Asset allocation is the practice of dividing your investment portfolio among various asset categories (such as stocks, bonds, and cash) in a way that best aligns with your risk tolerance and investment goals. Proper asset allocation is one of the most important factors in determining an investment portfolio’s performance. Some studies indicate that the allocation of assets accounts for as much as 90% of a total portfolio return, leaving just 10% dependent upon the actual stocks and bonds placed in the portfolio.
The right asset allocation mix will vary by person and is based on many factors including your investment time horizon, your age, and how much risk you are willing to tolerate.
Your time (or investment) horizon is the length of time you’d like to invest your money. In terms of investing for retirement, the longer the period of time until you retire, the more risk (and potentially higher returns) you may be willing to accept. Plus, if you have more time, you can better weather the ups and downs of your investments while taking advantage of the long-term growth potential they offer. If retirement is around the corner, the ups and downs of the stock market might not be as easily tolerated and you may decide to opt for a less risky investment portfolio.
When you take into consideration the age you begin investing and the age you plan to retire, your asset allocation approach will vary. For example, if you begin at age 25, you have more opportunities to adjust and correct investments if there is volatility in the market. However, if you begin investing at age 40, you have less time until retirement and may need to make a larger impact, quickly.
In addition, since people live 20 to 30 years beyond their retirement age; having an investment portfolio that continues to grow after retirement could be critical to insuring you do not run out of money. In short, your investment horizon doesn’t end just because you retire.
Risk tolerance is your ability and willingness to lose some or all of your original investment in exchange for potentially greater returns. Conservative investors generally do not like taking big risks when they invest and will usually forego opportunities that offer potentially higher returns in favor of those that may preserve their original investment. Aggressive investors are willing to take larger risks as long as there is an opportunity for more substantial returns. When assessing your risk tolerance, you may want to consider whether or not your principal investment is insured against loss.
The role of a financial advisorYou may want to consider working with an investment professional to determine the portfolio mix that best suits your needs and goals. Assessing your personal risk tolerance and determining the appropriate asset allocation mix will have a lasting impact on the type of retirement you enjoy.
1st United has contracted with CUSO Financial Services, L.P. (CFS*) to assist you. Our CFS representative has met with many 1st United members and has assisted with everything from financial advice to retirement planning.
If you’d like to meet with Rahil, feel free to reach out to him at (925) 598-4718. He is available to chat by phone or he can meet you for a complimentary appointment at any of our 1st United branches.
This information brought to you by...
Rahil Machiwalla, CUSO Financial Services, L.P.*
CA Insurance Number: 0G20361
CA Insurance Number: 0G20361
*Non-deposit investment products and services are offered through CUSO Financial Services, L.P. (“CFS”), a registered broker-dealer (Member FINRA/SIPC) and SEC Registered Investment Advisor.

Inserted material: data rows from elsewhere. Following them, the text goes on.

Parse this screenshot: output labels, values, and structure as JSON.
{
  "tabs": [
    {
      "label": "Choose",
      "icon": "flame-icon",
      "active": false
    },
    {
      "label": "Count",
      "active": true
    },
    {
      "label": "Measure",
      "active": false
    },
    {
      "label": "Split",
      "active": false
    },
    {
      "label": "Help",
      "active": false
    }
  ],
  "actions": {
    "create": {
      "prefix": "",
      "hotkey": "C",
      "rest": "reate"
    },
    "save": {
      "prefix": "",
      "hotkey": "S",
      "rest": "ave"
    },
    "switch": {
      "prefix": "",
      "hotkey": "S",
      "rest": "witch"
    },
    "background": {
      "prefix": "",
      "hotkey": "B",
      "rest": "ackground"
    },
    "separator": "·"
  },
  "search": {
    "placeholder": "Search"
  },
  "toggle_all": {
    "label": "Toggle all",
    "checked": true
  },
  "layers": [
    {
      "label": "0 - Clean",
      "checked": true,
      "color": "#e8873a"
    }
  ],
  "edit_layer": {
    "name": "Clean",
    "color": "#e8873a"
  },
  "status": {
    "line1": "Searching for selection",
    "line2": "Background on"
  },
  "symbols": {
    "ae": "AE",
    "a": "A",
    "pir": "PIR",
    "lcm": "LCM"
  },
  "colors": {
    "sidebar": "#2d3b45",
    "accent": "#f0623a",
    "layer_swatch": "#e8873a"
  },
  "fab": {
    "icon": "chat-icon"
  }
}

Products offered through CFS: are not NCUA/NCUSIF or otherwise federally insured, are not guarantees or obligations of the Credit Union, and may involve investment risk including possible loss of principal. Investment Representatives are registered through CFS. The Credit Union has contracted with CFS to make non-deposit investment products and services available to Credit Union members. Please consult a qualified tax advisor for specific tax advice.